Warm currents rife in ‘doomsday’ glacier

New sea level rise fears - Newsreel
A digital artist's impression of the potential impact on Venice of sea level rises from melting ice caps. | Photo: iStock

Scientists have discovered warm water currents running deep inside Antarctica’s so-called “doomsday glacier” raising fears that sea level rises may be greater than previously thought.

Glaciologists, led by the University of California – Irvine, used satellite data to plot evidence of the currents several kilometres beneath the Thwaites Glacier.

The study, published in the latest Proceedings of the National Academy of Sciences, said this process causes “vigorous melting” and might require global sea level rise projections to be reassessed

The data was gathered from March to June 2023 by Finland’s ICEYE commercial satellite mission.

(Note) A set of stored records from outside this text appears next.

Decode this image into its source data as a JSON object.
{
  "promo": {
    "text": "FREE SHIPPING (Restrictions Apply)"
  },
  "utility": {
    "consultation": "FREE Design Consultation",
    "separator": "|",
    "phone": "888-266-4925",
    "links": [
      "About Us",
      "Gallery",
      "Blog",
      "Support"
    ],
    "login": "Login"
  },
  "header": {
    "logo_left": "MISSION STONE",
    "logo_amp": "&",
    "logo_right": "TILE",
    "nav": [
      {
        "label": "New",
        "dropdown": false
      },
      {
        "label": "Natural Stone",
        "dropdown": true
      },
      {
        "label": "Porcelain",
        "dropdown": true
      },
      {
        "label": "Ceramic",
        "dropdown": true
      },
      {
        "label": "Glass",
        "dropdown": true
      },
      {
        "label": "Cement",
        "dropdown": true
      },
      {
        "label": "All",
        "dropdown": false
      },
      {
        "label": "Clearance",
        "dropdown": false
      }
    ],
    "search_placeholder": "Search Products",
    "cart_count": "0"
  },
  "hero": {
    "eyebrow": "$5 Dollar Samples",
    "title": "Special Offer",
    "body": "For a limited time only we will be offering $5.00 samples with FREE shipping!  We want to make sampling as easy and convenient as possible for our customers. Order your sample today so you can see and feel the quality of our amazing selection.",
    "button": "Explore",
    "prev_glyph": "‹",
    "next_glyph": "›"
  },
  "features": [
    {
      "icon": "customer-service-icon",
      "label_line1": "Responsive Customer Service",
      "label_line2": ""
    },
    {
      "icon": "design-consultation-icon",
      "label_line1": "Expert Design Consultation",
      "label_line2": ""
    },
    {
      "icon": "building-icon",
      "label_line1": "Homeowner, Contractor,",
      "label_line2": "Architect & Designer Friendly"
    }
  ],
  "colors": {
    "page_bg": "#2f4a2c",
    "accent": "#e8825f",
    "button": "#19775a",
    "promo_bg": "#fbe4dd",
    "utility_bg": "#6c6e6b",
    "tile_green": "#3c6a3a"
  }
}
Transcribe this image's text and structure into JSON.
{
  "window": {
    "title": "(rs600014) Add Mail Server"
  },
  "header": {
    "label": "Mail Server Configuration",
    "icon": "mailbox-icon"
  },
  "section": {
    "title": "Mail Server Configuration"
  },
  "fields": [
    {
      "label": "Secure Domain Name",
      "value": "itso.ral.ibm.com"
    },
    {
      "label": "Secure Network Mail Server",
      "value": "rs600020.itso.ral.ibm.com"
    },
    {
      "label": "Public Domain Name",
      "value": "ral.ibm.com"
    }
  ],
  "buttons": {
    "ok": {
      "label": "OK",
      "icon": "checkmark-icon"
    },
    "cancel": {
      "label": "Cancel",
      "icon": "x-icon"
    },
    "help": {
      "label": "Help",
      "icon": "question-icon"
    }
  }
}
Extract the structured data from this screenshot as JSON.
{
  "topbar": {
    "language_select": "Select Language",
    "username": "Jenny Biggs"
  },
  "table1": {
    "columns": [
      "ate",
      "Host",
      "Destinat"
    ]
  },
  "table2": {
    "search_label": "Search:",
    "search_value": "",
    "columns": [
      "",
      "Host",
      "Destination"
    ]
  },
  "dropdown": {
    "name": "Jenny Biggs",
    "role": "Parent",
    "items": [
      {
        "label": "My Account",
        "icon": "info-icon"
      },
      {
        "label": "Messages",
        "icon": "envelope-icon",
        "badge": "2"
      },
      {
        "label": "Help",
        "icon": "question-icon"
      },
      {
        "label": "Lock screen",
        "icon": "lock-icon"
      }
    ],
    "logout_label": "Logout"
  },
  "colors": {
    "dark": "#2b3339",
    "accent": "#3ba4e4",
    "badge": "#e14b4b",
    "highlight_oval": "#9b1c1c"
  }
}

Study co-author Professor Christine Dow, from the University of Waterloo in Ontario, said the location of the warm currents was particularly concerning.

“Thwaites is the most unstable place in the Antarctic and contains the equivalent of 60cm of sea level rise,” she said.

“The worry is that we are underestimating the speed that the glacier is changing, which would be devastating for coastal communities around the world.”

Lead author Professor Eric Rignot said the ICEYE data provided a long-term series of daily observations that closely followed tidal cycles.

“In the past, we had some sporadically available data and with just those few observations it was hard to figure out what was happening,” he said in the study report.

“When we have a continuous time series and compare that with the tidal cycle, we see the seawater coming in at high tide and receding and sometimes going farther up underneath the glacier and getting trapped.”

Professor Rignot said that seawater coming in at the base of the ice sheet, combined with freshwater generated by geothermal flux and friction, built up and “has to flow somewhere”.

“There are places where the water is almost at the pressure of the overlying ice, so just a little more pressure is needed to push up the ice,” he said.

“The water is then squeezed enough to jack up a column of more than half a mile of ice.”